Recruiting and Recalling[edit | edit source]

Each side begins with one leader in their keep. At the start of any battle, and at times during it, you will need to recruit units into your army. To recruit, you must have your leader (for instance, Konrad in the Heir of the Throne campaign) on the Keep square of a Castle. Then you may recruit by either choosing Recruit from the menu or right-clicking on a hex and selecting Recruit. This brings up the recruit menu, which lists units available for recruitment, along with their gold cost. Click on a unit to see its statistics, then press the recruit button to recruit it.

Some gameplay

If you right-clicked on a castle hex and selected recruit, the new unit will appear in that square. Otherwise, it will appear in a free square near the keep.
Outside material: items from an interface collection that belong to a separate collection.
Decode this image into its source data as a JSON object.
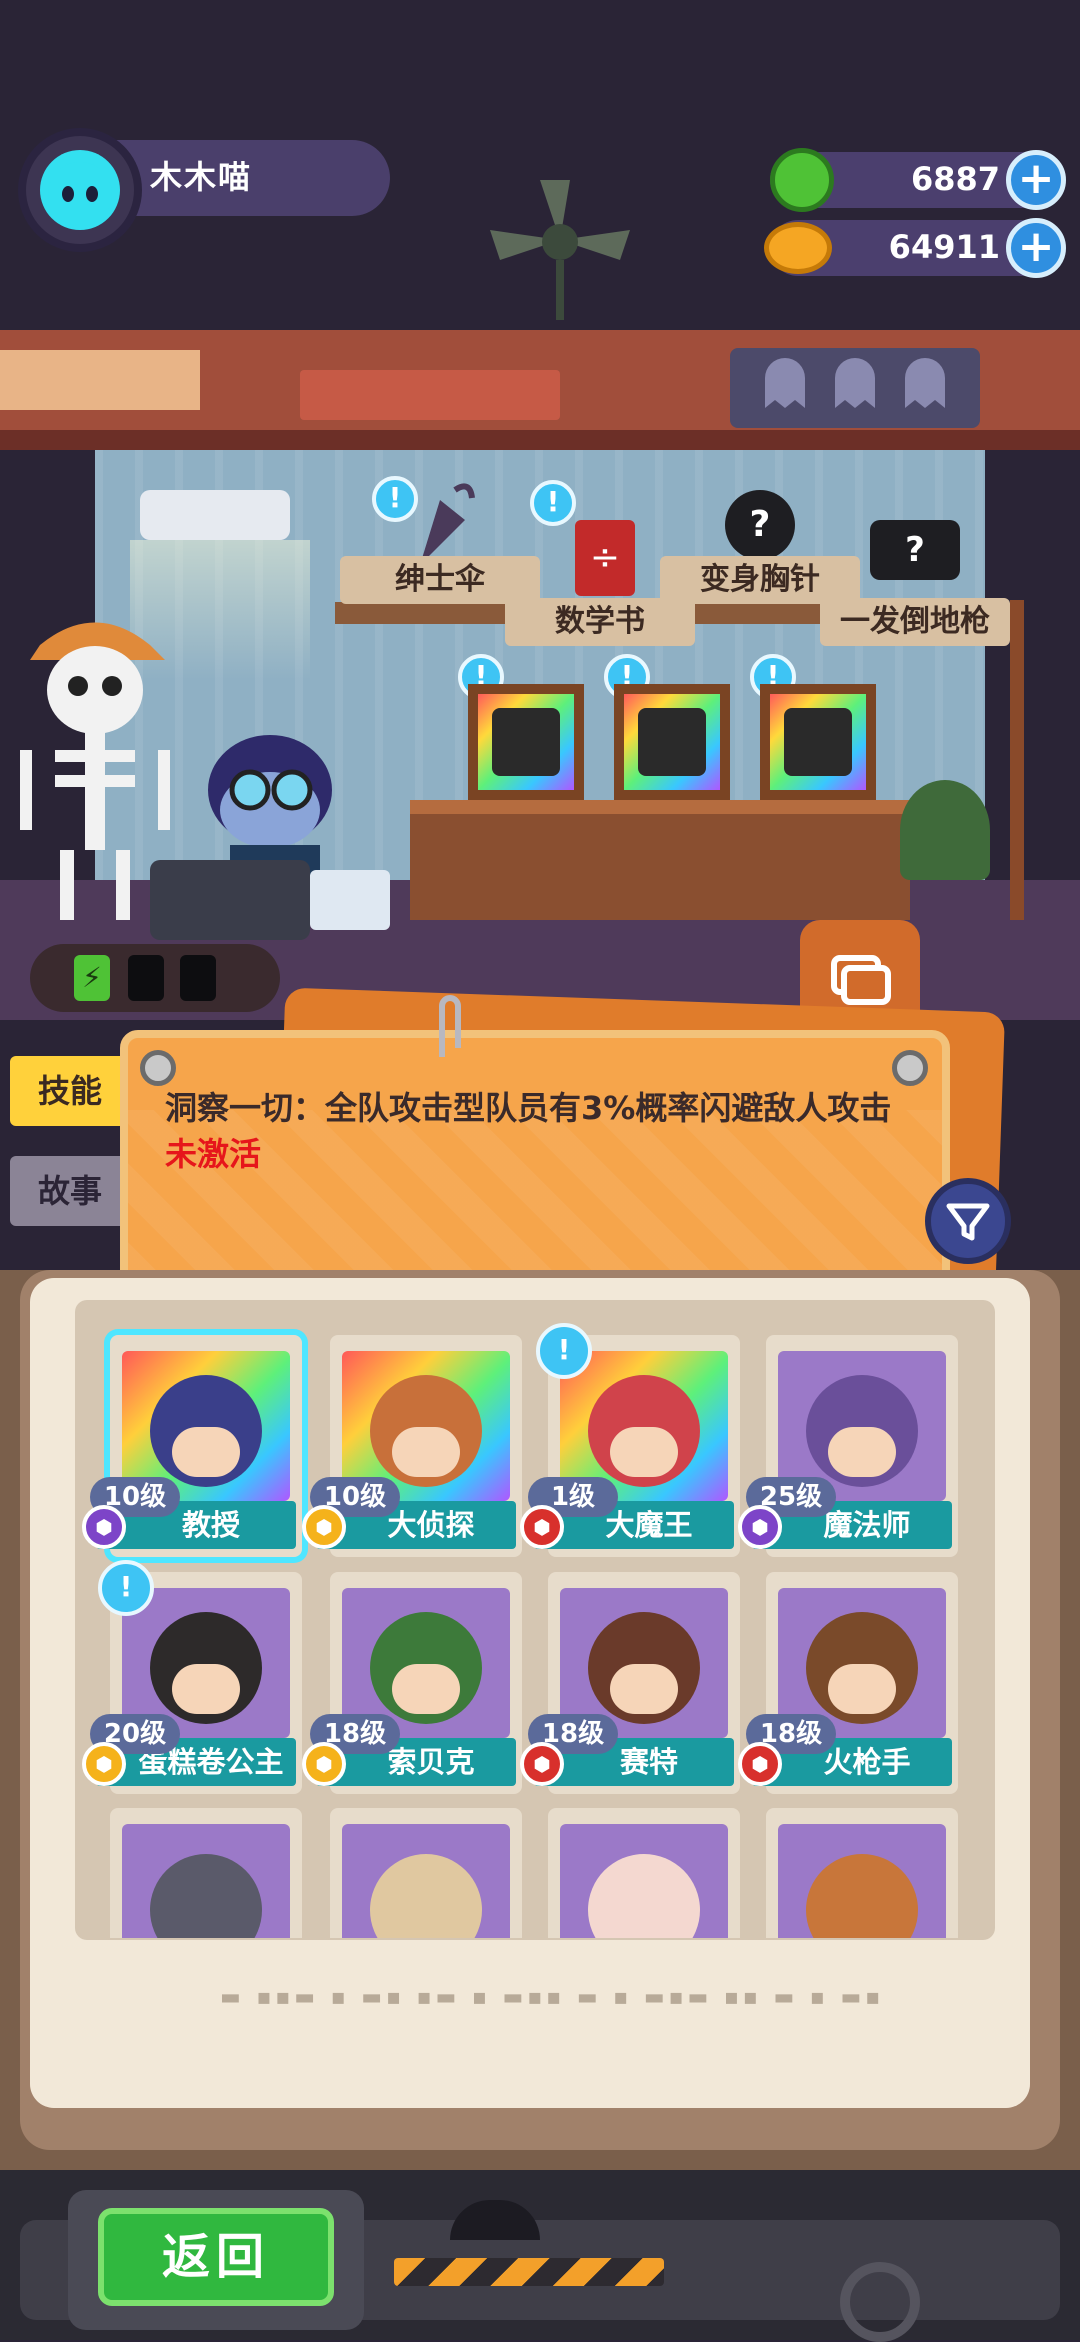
{
  "player": {
    "name": "木木喵"
  },
  "currencies": [
    {
      "icon": "gem-icon",
      "value": "6887"
    },
    {
      "icon": "coin-icon",
      "value": "64911"
    }
  ],
  "shelf_items": [
    {
      "label": "绅士伞"
    },
    {
      "label": "数学书"
    },
    {
      "label": "变身胸针"
    },
    {
      "label": "一发倒地枪"
    }
  ],
  "side_tabs": {
    "skills": "技能",
    "story": "故事"
  },
  "skill": {
    "description": "洞察一切：全队攻击型队员有3%概率闪避敌人攻击",
    "status": "未激活"
  },
  "characters": [
    {
      "name": "教授",
      "level": "10级",
      "badge": "purple",
      "rainbow": true,
      "bubble": false,
      "selected": true,
      "head": "#3a3f8a"
    },
    {
      "name": "大侦探",
      "level": "10级",
      "badge": "gold",
      "rainbow": true,
      "bubble": false,
      "selected": false,
      "head": "#c8703a"
    },
    {
      "name": "大魔王",
      "level": "1级",
      "badge": "red",
      "rainbow": true,
      "bubble": true,
      "selected": false,
      "head": "#d0434b"
    },
    {
      "name": "魔法师",
      "level": "25级",
      "badge": "purple",
      "rainbow": false,
      "bubble": false,
      "selected": false,
      "head": "#6a4f9a"
    },
    {
      "name": "蛋糕卷公主",
      "level": "20级",
      "badge": "gold",
      "rainbow": false,
      "bubble": true,
      "selected": false,
      "head": "#2d2a2a"
    },
    {
      "name": "索贝克",
      "level": "18级",
      "badge": "gold",
      "rainbow": false,
      "bubble": false,
      "selected": false,
      "head": "#3d7a3a"
    },
    {
      "name": "赛特",
      "level": "18级",
      "badge": "red",
      "rainbow": false,
      "bubble": false,
      "selected": false,
      "head": "#6a3a2a"
    },
    {
      "name": "火枪手",
      "level": "18级",
      "badge": "red",
      "rainbow": false,
      "bubble": false,
      "selected": false,
      "head": "#7a4a2a"
    }
  ],
  "partial_row_heads": [
    "#5a5a6a",
    "#e0c8a0",
    "#f4d8d0",
    "#c8763a"
  ],
  "bottom": {
    "back_label": "返回"
  },
  "colors": {
    "accent": "#1a9aa0",
    "back_green": "#30b83f",
    "status_red": "#e6161b"
  }
}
You may only recruit as many units as you have free hexes in your castle, and you cannot spend more gold than you actually have on recruiting.
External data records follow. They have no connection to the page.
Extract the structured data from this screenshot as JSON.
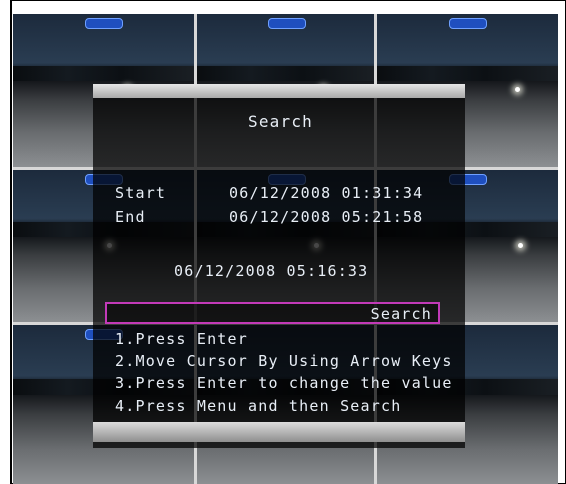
{
  "camera_badge_text": "",
  "dialog": {
    "title": "Search",
    "start_label": "Start",
    "start_value": "06/12/2008 01:31:34",
    "end_label": "End",
    "end_value": "06/12/2008 05:21:58",
    "current_value": "06/12/2008 05:16:33",
    "search_button_label": "Search",
    "steps": [
      "1.Press Enter",
      "2.Move Cursor By Using Arrow Keys",
      "3.Press Enter to change the value",
      "4.Press Menu and then Search"
    ]
  },
  "colors": {
    "highlight_border": "#c23ab8",
    "text": "#e8eef6",
    "separator": "#d8d8d8",
    "camera_badge": "#1f4fbf"
  },
  "icons": [
    "camera-status-badge"
  ]
}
Recruited units come with two random Traits which modify their statistics.

In later scenarios, you may also Recall survivors from earlier battles. Recalling costs a standard 20 gold and presents you with a list of all surviving units from previous scenarios.

Units not only cost gold to Recruit or Recall, they also require money to support. See Income and Upkeep for more information.
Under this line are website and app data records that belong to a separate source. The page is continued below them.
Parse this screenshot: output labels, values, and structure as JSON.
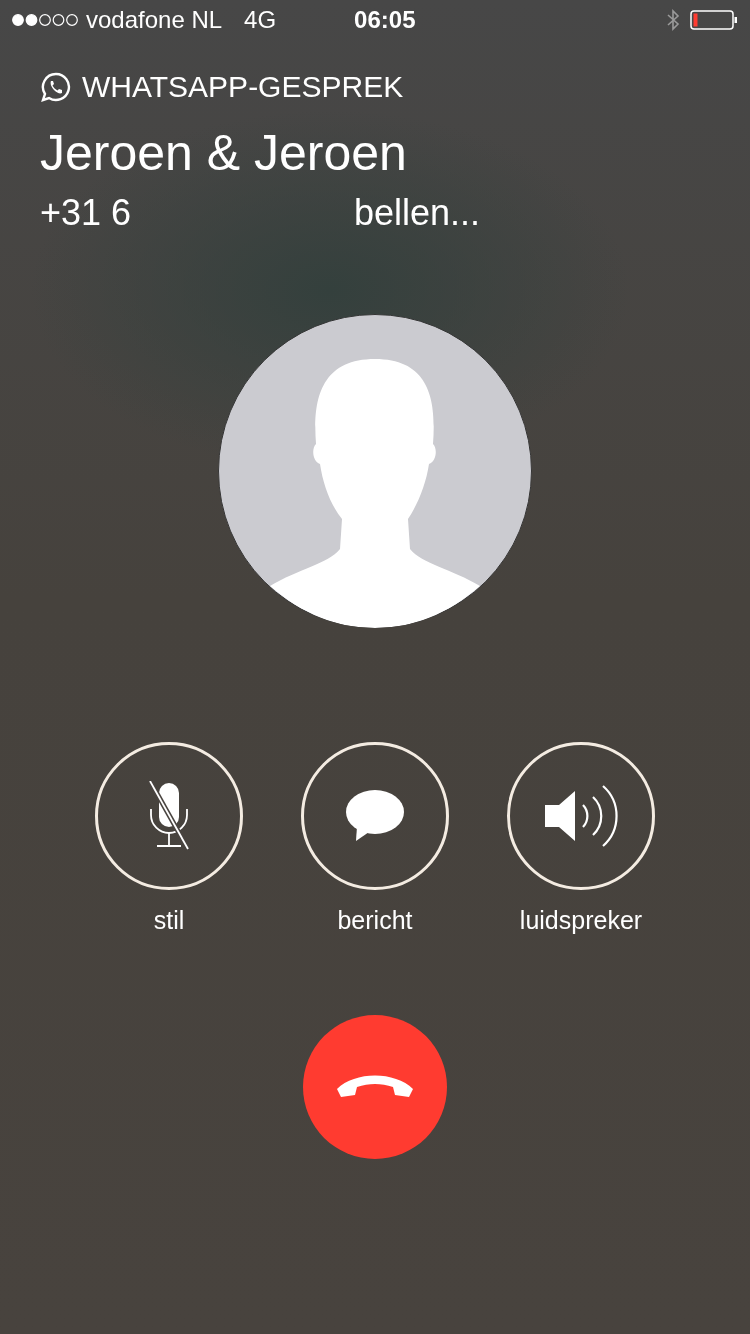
{
  "status_bar": {
    "carrier": "vodafone NL",
    "network": "4G",
    "time": "06:05"
  },
  "call": {
    "type": "WHATSAPP-GESPREK",
    "name": "Jeroen & Jeroen",
    "number": "+31 6",
    "status": "bellen..."
  },
  "buttons": [
    {
      "kind": "mute",
      "label": "stil"
    },
    {
      "kind": "message",
      "label": "bericht"
    },
    {
      "kind": "speaker",
      "label": "luidspreker"
    }
  ]
}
Hitpoints and Experience[edit | edit source]

Each unit has a certain number of hitpoints (HP). If the hitpoints of a unit drop below 1, the unit dies. Each unit also has a certain number of experience points (XP). A freshly recruited unit starts with no experience points, and gains experience by fighting enemies.

The hitpoints and experience points are both indicated in the status pane using two numbers (the current value and the maximum value the unit can have).

The hitpoints are also indicated by an energy bar next to each unit, which is green, yellow, or red. A unit with at least 1 experience point has a blue experience bar, which turns white as the unit is about to advance.

Orbs[edit | edit source]

On top of the energy bar shown next to each unit of yours is an orb. For units you control, this orb is:

  • green if it hasn't moved this turn
  • yellow if it has moved, but could still move further or attack
  • red if it has used all its movement this turn
  • the orb is blue if the unit is an ally you do not control
  • enemy units have no orb on top of their energy bar

Movement[edit | edit source]

Movement in Battle for Wesnoth is simple. Click on the unit you wish to move to select it, then click on the hex you wish to move it to. When a unit is selected, everywhere it can move this turn with be highlighted, and all other hexes on the map are made dull. Mousing over a highlighted hex shows the defense rating the unit would have if you moved it to that hex. Mousing over a dull hex will also show the number of turns required to reach it, and clicking will cause the unit to move towards it by the fastest route over this and subsequent turns. If you don't use up all of a unit's movement when you first move a unit, you may move it again. This is useful when having two units switch places. Attacking with a unit will use up its movement. Ending a move in a village you don't already own will also use up a unit's movement, but will still allow it to attack.

Shroud and Fog of War[edit | edit source]

Combat[edit | edit source]

Development[edit | edit source]

The game is programmed in C++. It is cross-platform, and runs on AmigaOS 4, BeOS, FreeBSD, Linux (including OS flavors running on GP2X and Nokia n800 and n810 handheld devices), Mac OS X, Microsoft Windows, MorphOS, NetBSD, OpenBSD, RISC OS, and Solaris.

The game is currently available in 42 different languages.

Community content is available under CC-BY-SA unless otherwise noted.